▶ **Task**
Omit the pictures, then reproduce every remaining record exactly.

Interface dataset entries:
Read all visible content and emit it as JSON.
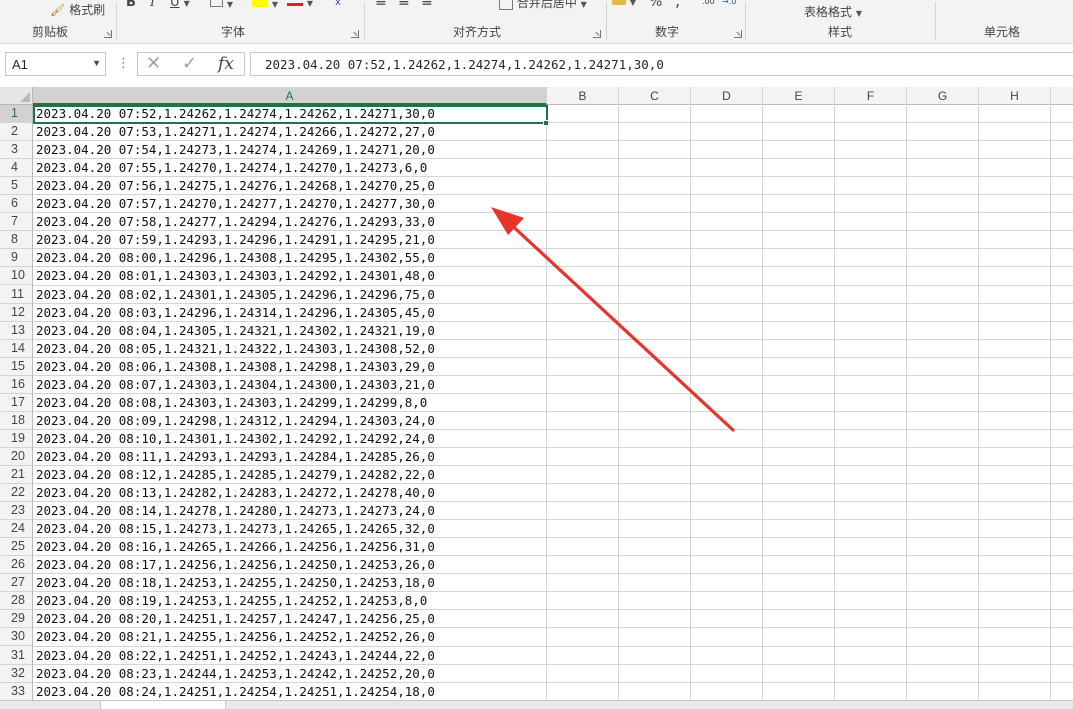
{
  "ribbon": {
    "clipboard": {
      "label": "剪贴板",
      "format_painter": "格式刷"
    },
    "font": {
      "label": "字体",
      "bold": "B",
      "italic": "I",
      "underline": "U"
    },
    "alignment": {
      "label": "对齐方式",
      "merge_center": "合并后居中"
    },
    "number": {
      "label": "数字",
      "percent": "%",
      "comma": ","
    },
    "styles": {
      "label": "样式",
      "table_format": "表格格式"
    },
    "cells": {
      "label": "单元格"
    }
  },
  "formula_bar": {
    "name_box": "A1",
    "fx": "fx",
    "content": "2023.04.20  07:52,1.24262,1.24274,1.24262,1.24271,30,0"
  },
  "sheet": {
    "columns": [
      "A",
      "B",
      "C",
      "D",
      "E",
      "F",
      "G",
      "H"
    ],
    "selected_cell": "A1",
    "rows": [
      "2023.04.20  07:52,1.24262,1.24274,1.24262,1.24271,30,0",
      "2023.04.20  07:53,1.24271,1.24274,1.24266,1.24272,27,0",
      "2023.04.20  07:54,1.24273,1.24274,1.24269,1.24271,20,0",
      "2023.04.20  07:55,1.24270,1.24274,1.24270,1.24273,6,0",
      "2023.04.20  07:56,1.24275,1.24276,1.24268,1.24270,25,0",
      "2023.04.20  07:57,1.24270,1.24277,1.24270,1.24277,30,0",
      "2023.04.20  07:58,1.24277,1.24294,1.24276,1.24293,33,0",
      "2023.04.20  07:59,1.24293,1.24296,1.24291,1.24295,21,0",
      "2023.04.20  08:00,1.24296,1.24308,1.24295,1.24302,55,0",
      "2023.04.20  08:01,1.24303,1.24303,1.24292,1.24301,48,0",
      "2023.04.20  08:02,1.24301,1.24305,1.24296,1.24296,75,0",
      "2023.04.20  08:03,1.24296,1.24314,1.24296,1.24305,45,0",
      "2023.04.20  08:04,1.24305,1.24321,1.24302,1.24321,19,0",
      "2023.04.20  08:05,1.24321,1.24322,1.24303,1.24308,52,0",
      "2023.04.20  08:06,1.24308,1.24308,1.24298,1.24303,29,0",
      "2023.04.20  08:07,1.24303,1.24304,1.24300,1.24303,21,0",
      "2023.04.20  08:08,1.24303,1.24303,1.24299,1.24299,8,0",
      "2023.04.20  08:09,1.24298,1.24312,1.24294,1.24303,24,0",
      "2023.04.20  08:10,1.24301,1.24302,1.24292,1.24292,24,0",
      "2023.04.20  08:11,1.24293,1.24293,1.24284,1.24285,26,0",
      "2023.04.20  08:12,1.24285,1.24285,1.24279,1.24282,22,0",
      "2023.04.20  08:13,1.24282,1.24283,1.24272,1.24278,40,0",
      "2023.04.20  08:14,1.24278,1.24280,1.24273,1.24273,24,0",
      "2023.04.20  08:15,1.24273,1.24273,1.24265,1.24265,32,0",
      "2023.04.20  08:16,1.24265,1.24266,1.24256,1.24256,31,0",
      "2023.04.20  08:17,1.24256,1.24256,1.24250,1.24253,26,0",
      "2023.04.20  08:18,1.24253,1.24255,1.24250,1.24253,18,0",
      "2023.04.20  08:19,1.24253,1.24255,1.24252,1.24253,8,0",
      "2023.04.20  08:20,1.24251,1.24257,1.24247,1.24256,25,0",
      "2023.04.20  08:21,1.24255,1.24256,1.24252,1.24252,26,0",
      "2023.04.20  08:22,1.24251,1.24252,1.24243,1.24244,22,0",
      "2023.04.20  08:23,1.24244,1.24253,1.24242,1.24252,20,0",
      "2023.04.20  08:24,1.24251,1.24254,1.24251,1.24254,18,0"
    ]
  },
  "colors": {
    "accent": "#217346",
    "arrow": "#e8342c",
    "gridline": "#d4d4d4"
  }
}
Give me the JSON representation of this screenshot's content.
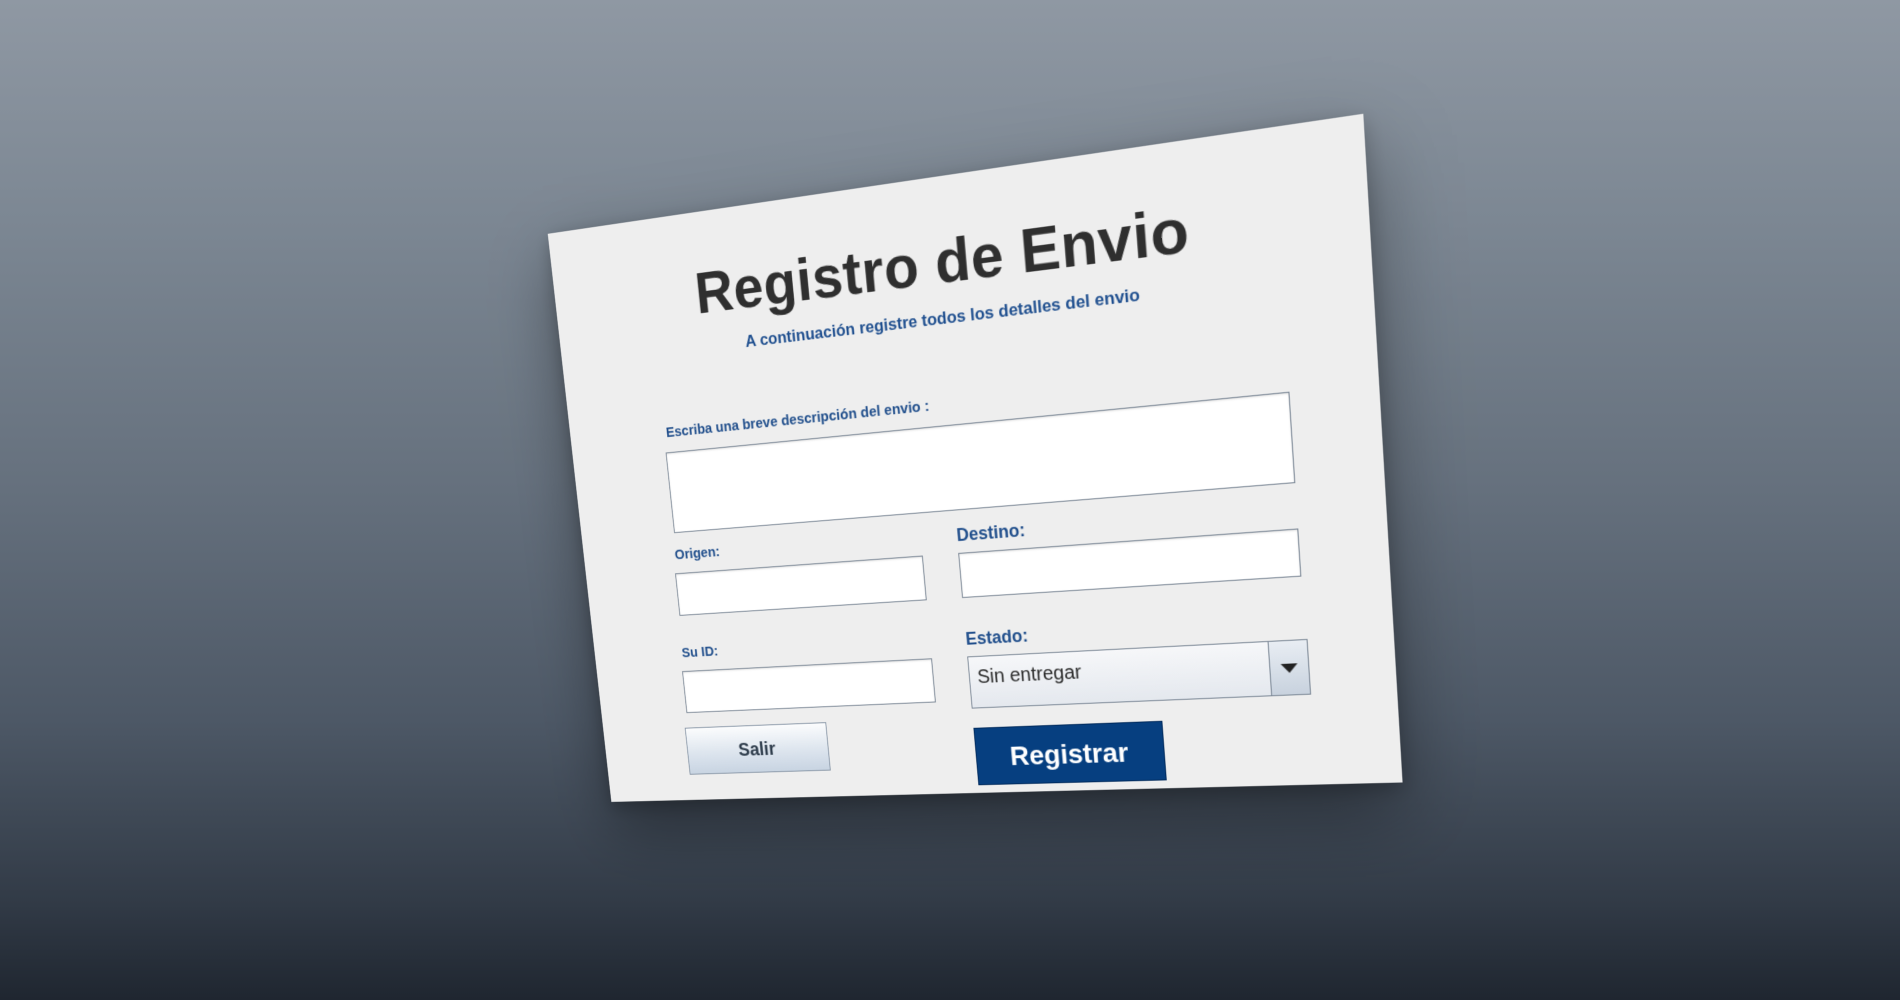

▶ **Answer below**
Read all visible content and emit it as JSON.
{
  "ribbon": {
    "clipboard": {
      "label": "剪贴板",
      "format_painter": "格式刷"
    },
    "font": {
      "label": "字体",
      "bold": "B",
      "italic": "I",
      "underline": "U"
    },
    "alignment": {
      "label": "对齐方式",
      "merge_center": "合并后居中"
    },
    "number": {
      "label": "数字",
      "percent": "%",
      "comma": ","
    },
    "styles": {
      "label": "样式",
      "table_format": "表格格式"
    },
    "cells": {
      "label": "单元格"
    }
  },
  "formula_bar": {
    "name_box": "A1",
    "fx": "fx",
    "content": "2023.04.20  07:52,1.24262,1.24274,1.24262,1.24271,30,0"
  },
  "sheet": {
    "columns": [
      "A",
      "B",
      "C",
      "D",
      "E",
      "F",
      "G",
      "H"
    ],
    "selected_cell": "A1",
    "rows": [
      "2023.04.20  07:52,1.24262,1.24274,1.24262,1.24271,30,0",
      "2023.04.20  07:53,1.24271,1.24274,1.24266,1.24272,27,0",
      "2023.04.20  07:54,1.24273,1.24274,1.24269,1.24271,20,0",
      "2023.04.20  07:55,1.24270,1.24274,1.24270,1.24273,6,0",
      "2023.04.20  07:56,1.24275,1.24276,1.24268,1.24270,25,0",
      "2023.04.20  07:57,1.24270,1.24277,1.24270,1.24277,30,0",
      "2023.04.20  07:58,1.24277,1.24294,1.24276,1.24293,33,0",
      "2023.04.20  07:59,1.24293,1.24296,1.24291,1.24295,21,0",
      "2023.04.20  08:00,1.24296,1.24308,1.24295,1.24302,55,0",
      "2023.04.20  08:01,1.24303,1.24303,1.24292,1.24301,48,0",
      "2023.04.20  08:02,1.24301,1.24305,1.24296,1.24296,75,0",
      "2023.04.20  08:03,1.24296,1.24314,1.24296,1.24305,45,0",
      "2023.04.20  08:04,1.24305,1.24321,1.24302,1.24321,19,0",
      "2023.04.20  08:05,1.24321,1.24322,1.24303,1.24308,52,0",
      "2023.04.20  08:06,1.24308,1.24308,1.24298,1.24303,29,0",
      "2023.04.20  08:07,1.24303,1.24304,1.24300,1.24303,21,0",
      "2023.04.20  08:08,1.24303,1.24303,1.24299,1.24299,8,0",
      "2023.04.20  08:09,1.24298,1.24312,1.24294,1.24303,24,0",
      "2023.04.20  08:10,1.24301,1.24302,1.24292,1.24292,24,0",
      "2023.04.20  08:11,1.24293,1.24293,1.24284,1.24285,26,0",
      "2023.04.20  08:12,1.24285,1.24285,1.24279,1.24282,22,0",
      "2023.04.20  08:13,1.24282,1.24283,1.24272,1.24278,40,0",
      "2023.04.20  08:14,1.24278,1.24280,1.24273,1.24273,24,0",
      "2023.04.20  08:15,1.24273,1.24273,1.24265,1.24265,32,0",
      "2023.04.20  08:16,1.24265,1.24266,1.24256,1.24256,31,0",
      "2023.04.20  08:17,1.24256,1.24256,1.24250,1.24253,26,0",
      "2023.04.20  08:18,1.24253,1.24255,1.24250,1.24253,18,0",
      "2023.04.20  08:19,1.24253,1.24255,1.24252,1.24253,8,0",
      "2023.04.20  08:20,1.24251,1.24257,1.24247,1.24256,25,0",
      "2023.04.20  08:21,1.24255,1.24256,1.24252,1.24252,26,0",
      "2023.04.20  08:22,1.24251,1.24252,1.24243,1.24244,22,0",
      "2023.04.20  08:23,1.24244,1.24253,1.24242,1.24252,20,0",
      "2023.04.20  08:24,1.24251,1.24254,1.24251,1.24254,18,0"
    ]
  },
  "colors": {
    "accent": "#217346",
    "arrow": "#e8342c",
    "gridline": "#d4d4d4"
  }
}
Give me the JSON representation of this screenshot's content.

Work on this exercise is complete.